■ Goal of the exercise ■
In full and unaltered, output the records below.

■ Exercise inputs ■
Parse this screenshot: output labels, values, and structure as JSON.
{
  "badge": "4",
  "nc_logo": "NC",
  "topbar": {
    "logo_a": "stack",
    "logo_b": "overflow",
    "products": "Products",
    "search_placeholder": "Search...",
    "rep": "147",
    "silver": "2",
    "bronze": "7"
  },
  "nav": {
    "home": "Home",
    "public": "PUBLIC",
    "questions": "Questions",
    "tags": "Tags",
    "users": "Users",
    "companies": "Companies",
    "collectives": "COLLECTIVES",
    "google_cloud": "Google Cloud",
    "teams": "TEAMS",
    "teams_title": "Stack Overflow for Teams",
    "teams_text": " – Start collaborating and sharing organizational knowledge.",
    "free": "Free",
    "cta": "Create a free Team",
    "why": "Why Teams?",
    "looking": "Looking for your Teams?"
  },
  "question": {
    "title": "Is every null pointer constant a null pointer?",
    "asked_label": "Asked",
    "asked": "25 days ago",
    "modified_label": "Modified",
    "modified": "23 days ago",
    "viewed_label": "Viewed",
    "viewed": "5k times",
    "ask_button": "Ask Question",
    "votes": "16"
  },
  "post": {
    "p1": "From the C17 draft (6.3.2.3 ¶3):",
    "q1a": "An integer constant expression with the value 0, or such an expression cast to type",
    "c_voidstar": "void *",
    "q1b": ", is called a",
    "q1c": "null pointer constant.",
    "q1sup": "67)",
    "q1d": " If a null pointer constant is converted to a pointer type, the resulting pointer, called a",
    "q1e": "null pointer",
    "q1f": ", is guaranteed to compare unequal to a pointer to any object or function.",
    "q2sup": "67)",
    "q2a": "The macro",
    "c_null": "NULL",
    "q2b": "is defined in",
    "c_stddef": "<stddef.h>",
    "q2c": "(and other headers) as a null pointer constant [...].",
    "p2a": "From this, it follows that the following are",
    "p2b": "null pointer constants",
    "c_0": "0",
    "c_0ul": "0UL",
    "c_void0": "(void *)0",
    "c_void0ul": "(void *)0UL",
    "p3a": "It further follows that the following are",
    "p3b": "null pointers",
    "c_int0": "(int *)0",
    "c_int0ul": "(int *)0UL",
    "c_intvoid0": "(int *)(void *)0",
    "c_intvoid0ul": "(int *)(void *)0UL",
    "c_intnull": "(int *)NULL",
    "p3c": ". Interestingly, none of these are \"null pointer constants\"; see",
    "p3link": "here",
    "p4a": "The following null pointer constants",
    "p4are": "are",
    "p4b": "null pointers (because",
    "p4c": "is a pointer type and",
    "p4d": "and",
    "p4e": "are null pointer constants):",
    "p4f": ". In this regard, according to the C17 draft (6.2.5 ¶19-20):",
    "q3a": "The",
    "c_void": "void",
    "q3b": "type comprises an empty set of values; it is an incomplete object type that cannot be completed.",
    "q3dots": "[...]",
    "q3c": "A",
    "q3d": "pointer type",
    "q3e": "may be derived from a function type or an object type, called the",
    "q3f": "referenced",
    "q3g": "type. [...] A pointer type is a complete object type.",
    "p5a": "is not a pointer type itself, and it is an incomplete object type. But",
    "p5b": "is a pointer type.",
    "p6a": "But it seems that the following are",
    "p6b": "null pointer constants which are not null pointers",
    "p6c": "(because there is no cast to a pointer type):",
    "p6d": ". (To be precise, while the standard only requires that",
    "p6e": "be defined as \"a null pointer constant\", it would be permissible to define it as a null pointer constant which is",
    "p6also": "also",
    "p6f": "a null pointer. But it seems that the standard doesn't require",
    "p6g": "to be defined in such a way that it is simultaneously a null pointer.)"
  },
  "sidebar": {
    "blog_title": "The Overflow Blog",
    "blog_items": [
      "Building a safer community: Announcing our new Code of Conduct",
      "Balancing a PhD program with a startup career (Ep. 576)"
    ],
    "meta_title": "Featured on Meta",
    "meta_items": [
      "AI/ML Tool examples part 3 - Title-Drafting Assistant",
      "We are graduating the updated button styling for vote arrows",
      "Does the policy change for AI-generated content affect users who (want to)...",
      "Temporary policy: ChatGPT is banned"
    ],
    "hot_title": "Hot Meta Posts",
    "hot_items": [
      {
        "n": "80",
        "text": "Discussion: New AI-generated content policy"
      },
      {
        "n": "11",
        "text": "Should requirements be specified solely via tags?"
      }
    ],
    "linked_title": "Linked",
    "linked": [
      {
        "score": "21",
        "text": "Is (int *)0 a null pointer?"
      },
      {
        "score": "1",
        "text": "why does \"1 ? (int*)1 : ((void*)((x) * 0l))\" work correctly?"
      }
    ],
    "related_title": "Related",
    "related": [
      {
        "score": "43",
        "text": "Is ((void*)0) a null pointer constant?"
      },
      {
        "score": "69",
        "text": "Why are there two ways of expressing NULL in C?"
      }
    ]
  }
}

■ The completed task ■
Parse this screenshot: output labels, values, and structure as JSON.
{
  "badge": "4",
  "nc_logo": "NC",
  "topbar": {
    "logo_a": "stack",
    "logo_b": "overflow",
    "products": "Products",
    "search_placeholder": "Search...",
    "rep": "147",
    "silver": "2",
    "bronze": "7"
  },
  "nav": {
    "home": "Home",
    "public": "PUBLIC",
    "questions": "Questions",
    "tags": "Tags",
    "users": "Users",
    "companies": "Companies",
    "collectives": "COLLECTIVES",
    "google_cloud": "Google Cloud",
    "teams": "TEAMS",
    "teams_title": "Stack Overflow for Teams",
    "teams_text": " – Start collaborating and sharing organizational knowledge.",
    "free": "Free",
    "cta": "Create a free Team",
    "why": "Why Teams?",
    "looking": "Looking for your Teams?"
  },
  "question": {
    "title": "Is every null pointer constant a null pointer?",
    "asked_label": "Asked",
    "asked": "25 days ago",
    "modified_label": "Modified",
    "modified": "23 days ago",
    "viewed_label": "Viewed",
    "viewed": "5k times",
    "ask_button": "Ask Question",
    "votes": "16"
  },
  "post": {
    "p1": "From the C17 draft (6.3.2.3 ¶3):",
    "q1a": "An integer constant expression with the value 0, or such an expression cast to type",
    "c_voidstar": "void *",
    "q1b": ", is called a",
    "q1c": "null pointer constant.",
    "q1sup": "67)",
    "q1d": " If a null pointer constant is converted to a pointer type, the resulting pointer, called a",
    "q1e": "null pointer",
    "q1f": ", is guaranteed to compare unequal to a pointer to any object or function.",
    "q2sup": "67)",
    "q2a": "The macro",
    "c_null": "NULL",
    "q2b": "is defined in",
    "c_stddef": "<stddef.h>",
    "q2c": "(and other headers) as a null pointer constant [...].",
    "p2a": "From this, it follows that the following are",
    "p2b": "null pointer constants",
    "c_0": "0",
    "c_0ul": "0UL",
    "c_void0": "(void *)0",
    "c_void0ul": "(void *)0UL",
    "p3a": "It further follows that the following are",
    "p3b": "null pointers",
    "c_int0": "(int *)0",
    "c_int0ul": "(int *)0UL",
    "c_intvoid0": "(int *)(void *)0",
    "c_intvoid0ul": "(int *)(void *)0UL",
    "c_intnull": "(int *)NULL",
    "p3c": ". Interestingly, none of these are \"null pointer constants\"; see",
    "p3link": "here",
    "p4a": "The following null pointer constants",
    "p4are": "are",
    "p4b": "null pointers (because",
    "p4c": "is a pointer type and",
    "p4d": "and",
    "p4e": "are null pointer constants):",
    "p4f": ". In this regard, according to the C17 draft (6.2.5 ¶19-20):",
    "q3a": "The",
    "c_void": "void",
    "q3b": "type comprises an empty set of values; it is an incomplete object type that cannot be completed.",
    "q3dots": "[...]",
    "q3c": "A",
    "q3d": "pointer type",
    "q3e": "may be derived from a function type or an object type, called the",
    "q3f": "referenced",
    "q3g": "type. [...] A pointer type is a complete object type.",
    "p5a": "is not a pointer type itself, and it is an incomplete object type. But",
    "p5b": "is a pointer type.",
    "p6a": "But it seems that the following are",
    "p6b": "null pointer constants which are not null pointers",
    "p6c": "(because there is no cast to a pointer type):",
    "p6d": ". (To be precise, while the standard only requires that",
    "p6e": "be defined as \"a null pointer constant\", it would be permissible to define it as a null pointer constant which is",
    "p6also": "also",
    "p6f": "a null pointer. But it seems that the standard doesn't require",
    "p6g": "to be defined in such a way that it is simultaneously a null pointer.)"
  },
  "sidebar": {
    "blog_title": "The Overflow Blog",
    "blog_items": [
      "Building a safer community: Announcing our new Code of Conduct",
      "Balancing a PhD program with a startup career (Ep. 576)"
    ],
    "meta_title": "Featured on Meta",
    "meta_items": [
      "AI/ML Tool examples part 3 - Title-Drafting Assistant",
      "We are graduating the updated button styling for vote arrows",
      "Does the policy change for AI-generated content affect users who (want to)...",
      "Temporary policy: ChatGPT is banned"
    ],
    "hot_title": "Hot Meta Posts",
    "hot_items": [
      {
        "n": "80",
        "text": "Discussion: New AI-generated content policy"
      },
      {
        "n": "11",
        "text": "Should requirements be specified solely via tags?"
      }
    ],
    "linked_title": "Linked",
    "linked": [
      {
        "score": "21",
        "text": "Is (int *)0 a null pointer?"
      },
      {
        "score": "1",
        "text": "why does \"1 ? (int*)1 : ((void*)((x) * 0l))\" work correctly?"
      }
    ],
    "related_title": "Related",
    "related": [
      {
        "score": "43",
        "text": "Is ((void*)0) a null pointer constant?"
      },
      {
        "score": "69",
        "text": "Why are there two ways of expressing NULL in C?"
      }
    ]
  }
}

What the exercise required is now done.